Purdue University Partner
SCN is important in Indiana because:
- Indiana grows 5.9 million acres of soybean annually.
- SCN has been reported in at least 89 of the 91 Indiana counties with an estimated of 45% of the fields infested.
- A 50% yield loss is possible in highly infested fields.
SCN Management Recommendations
There are multiple tactics for managing SCN:
- SCN symptoms can easily be confused with other problems such as nutrient deficiencies, herbicide injury, other diseases, poor drainage, etc.
- Oblong areas of stunted, yellowed plants is suggestive of SCN damage.
- Infected plants generally have poorly developed roots and few nodules.
- Scout/sample field to determine those that are infested with SCN and population number.
- Rotation with non-host crop is the simplest and least expensive method to reduce SCN population.
- SCN resistant varieties are available and should be used in a management program.
What you should know about soil testing for SCN:
- Where in the field: Collect soil samples from high-risk areas or problem areas such as low yielding, prone to flooding, low area, high traffic.
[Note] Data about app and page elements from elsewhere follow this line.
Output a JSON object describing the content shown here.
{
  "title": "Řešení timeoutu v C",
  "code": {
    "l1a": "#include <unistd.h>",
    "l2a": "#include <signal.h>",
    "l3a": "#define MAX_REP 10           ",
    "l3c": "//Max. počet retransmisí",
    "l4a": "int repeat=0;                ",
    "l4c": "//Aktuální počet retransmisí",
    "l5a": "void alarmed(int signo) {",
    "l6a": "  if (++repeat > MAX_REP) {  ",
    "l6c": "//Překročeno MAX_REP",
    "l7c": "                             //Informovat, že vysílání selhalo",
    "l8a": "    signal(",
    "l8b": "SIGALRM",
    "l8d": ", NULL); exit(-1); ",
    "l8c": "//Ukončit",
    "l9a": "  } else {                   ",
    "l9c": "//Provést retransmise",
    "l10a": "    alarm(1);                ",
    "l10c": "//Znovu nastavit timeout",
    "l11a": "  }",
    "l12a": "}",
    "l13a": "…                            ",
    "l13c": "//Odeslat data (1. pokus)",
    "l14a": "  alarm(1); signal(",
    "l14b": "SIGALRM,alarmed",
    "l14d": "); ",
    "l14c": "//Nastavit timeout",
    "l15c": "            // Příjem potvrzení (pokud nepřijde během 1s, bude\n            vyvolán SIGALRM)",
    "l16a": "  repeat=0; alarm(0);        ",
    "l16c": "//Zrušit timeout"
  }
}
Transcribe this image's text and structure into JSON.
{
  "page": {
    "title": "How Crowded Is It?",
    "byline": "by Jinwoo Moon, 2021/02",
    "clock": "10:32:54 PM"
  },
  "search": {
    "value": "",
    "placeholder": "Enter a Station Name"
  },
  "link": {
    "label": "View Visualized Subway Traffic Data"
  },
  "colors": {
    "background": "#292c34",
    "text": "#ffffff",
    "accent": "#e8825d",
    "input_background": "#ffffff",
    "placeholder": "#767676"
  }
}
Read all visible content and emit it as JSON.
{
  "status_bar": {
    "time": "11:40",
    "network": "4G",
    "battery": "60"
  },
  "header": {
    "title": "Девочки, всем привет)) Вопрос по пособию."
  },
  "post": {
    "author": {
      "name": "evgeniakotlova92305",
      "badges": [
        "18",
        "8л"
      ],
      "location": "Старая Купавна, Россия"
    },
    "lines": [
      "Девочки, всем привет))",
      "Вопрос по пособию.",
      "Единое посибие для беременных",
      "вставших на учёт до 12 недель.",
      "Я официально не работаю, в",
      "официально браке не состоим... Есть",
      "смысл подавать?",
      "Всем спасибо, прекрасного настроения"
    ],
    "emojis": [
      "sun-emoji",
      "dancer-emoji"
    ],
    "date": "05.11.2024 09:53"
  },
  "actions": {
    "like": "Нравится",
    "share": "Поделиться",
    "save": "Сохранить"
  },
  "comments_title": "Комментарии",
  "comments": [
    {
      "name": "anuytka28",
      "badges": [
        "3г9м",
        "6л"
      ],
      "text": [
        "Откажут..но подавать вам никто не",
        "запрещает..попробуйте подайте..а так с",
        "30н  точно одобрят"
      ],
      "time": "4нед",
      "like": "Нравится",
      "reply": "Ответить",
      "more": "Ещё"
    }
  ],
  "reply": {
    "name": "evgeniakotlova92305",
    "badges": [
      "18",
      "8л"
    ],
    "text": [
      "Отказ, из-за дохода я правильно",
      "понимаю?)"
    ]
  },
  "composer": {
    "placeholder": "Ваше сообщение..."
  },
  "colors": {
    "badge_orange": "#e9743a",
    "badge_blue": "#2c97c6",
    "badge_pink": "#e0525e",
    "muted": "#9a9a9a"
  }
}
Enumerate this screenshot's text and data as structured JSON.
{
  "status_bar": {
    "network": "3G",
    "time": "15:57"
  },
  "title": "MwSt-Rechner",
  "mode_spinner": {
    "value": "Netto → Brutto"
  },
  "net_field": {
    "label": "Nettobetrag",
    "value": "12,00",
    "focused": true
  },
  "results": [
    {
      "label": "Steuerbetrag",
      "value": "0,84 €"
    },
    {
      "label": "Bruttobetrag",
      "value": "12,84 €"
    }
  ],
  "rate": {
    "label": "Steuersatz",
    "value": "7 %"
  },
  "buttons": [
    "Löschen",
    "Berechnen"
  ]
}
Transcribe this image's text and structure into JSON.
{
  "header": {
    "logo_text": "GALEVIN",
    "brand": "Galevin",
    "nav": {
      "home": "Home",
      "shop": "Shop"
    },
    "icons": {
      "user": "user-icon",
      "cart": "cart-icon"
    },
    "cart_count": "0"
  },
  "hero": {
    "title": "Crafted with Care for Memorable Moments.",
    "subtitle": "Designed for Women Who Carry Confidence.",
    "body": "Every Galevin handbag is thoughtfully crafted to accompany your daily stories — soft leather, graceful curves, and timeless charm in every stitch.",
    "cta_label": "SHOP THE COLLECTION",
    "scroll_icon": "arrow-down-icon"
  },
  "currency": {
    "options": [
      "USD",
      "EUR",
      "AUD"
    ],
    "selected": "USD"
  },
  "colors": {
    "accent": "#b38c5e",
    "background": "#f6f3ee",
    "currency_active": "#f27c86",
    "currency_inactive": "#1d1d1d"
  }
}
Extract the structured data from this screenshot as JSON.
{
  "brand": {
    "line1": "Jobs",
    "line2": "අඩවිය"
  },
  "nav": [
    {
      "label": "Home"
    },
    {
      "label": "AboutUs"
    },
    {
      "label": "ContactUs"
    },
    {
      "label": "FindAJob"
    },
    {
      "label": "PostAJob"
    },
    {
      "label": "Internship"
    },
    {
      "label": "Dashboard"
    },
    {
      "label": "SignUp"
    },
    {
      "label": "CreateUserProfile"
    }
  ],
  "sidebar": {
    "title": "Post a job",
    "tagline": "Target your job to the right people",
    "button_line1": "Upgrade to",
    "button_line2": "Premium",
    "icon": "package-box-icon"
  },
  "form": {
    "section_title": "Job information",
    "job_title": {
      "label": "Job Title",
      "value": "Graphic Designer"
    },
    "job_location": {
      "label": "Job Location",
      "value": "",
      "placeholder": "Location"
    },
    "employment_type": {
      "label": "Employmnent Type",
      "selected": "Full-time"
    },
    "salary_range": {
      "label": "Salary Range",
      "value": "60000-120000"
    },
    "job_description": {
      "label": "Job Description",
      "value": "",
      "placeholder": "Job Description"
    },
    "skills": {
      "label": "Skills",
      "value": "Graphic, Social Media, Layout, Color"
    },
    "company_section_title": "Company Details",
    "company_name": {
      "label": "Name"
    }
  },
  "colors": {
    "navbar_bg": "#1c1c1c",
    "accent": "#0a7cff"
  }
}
If you do not have a problem area collect soil from the entire field using a zigzag pattern
- When: Fall in non-host crop or soybean stubble, spring before a soybean crop, during season in the soybean crop root zone
- How often: At least before planting a second crop of soybean
- Where should soil test samples be sent? Samples will need to be sent to the lab of your choice, unfortunately the Purdue University Nematology Laboratory closed as of June 2018
What to know about rotating different resistant varieties:
- Different soybean varieties with the same sources of resistance will vary in yield and SCN control
- Look for high yield and strong SCN nematode suppression
What to know about rotating different sources of resistance:
- Grow soybean varieties with different sources of SCN resistance to help minimize buildup of nematodes with resistance
- Rotate resistant sources just like you would rotate herbicide and/or fungicide mode of action
What to know about rotating to non-host crops:
- Rotating to non-host crop is the simplest and least expensive method to reduce the SCN population
- Non-host crops include alfalfa, barley, corn, crown vetch, Ladino clover, oat, pea, sorghum, and wheat
- Purple deadnettle, henbit, and common mullen are hosts to SCN – a weed-free non-host crop can reduce the SCN population as much as 55%
- It may take three or more years to reduce sub-economic levels depending on the initial population
What you should know about nematode-protectant seed treatments:
- There are a number of seed treatments available from many companies.
- Seed treatments may provide early season protection but should be used in conjunction with SCN resistance.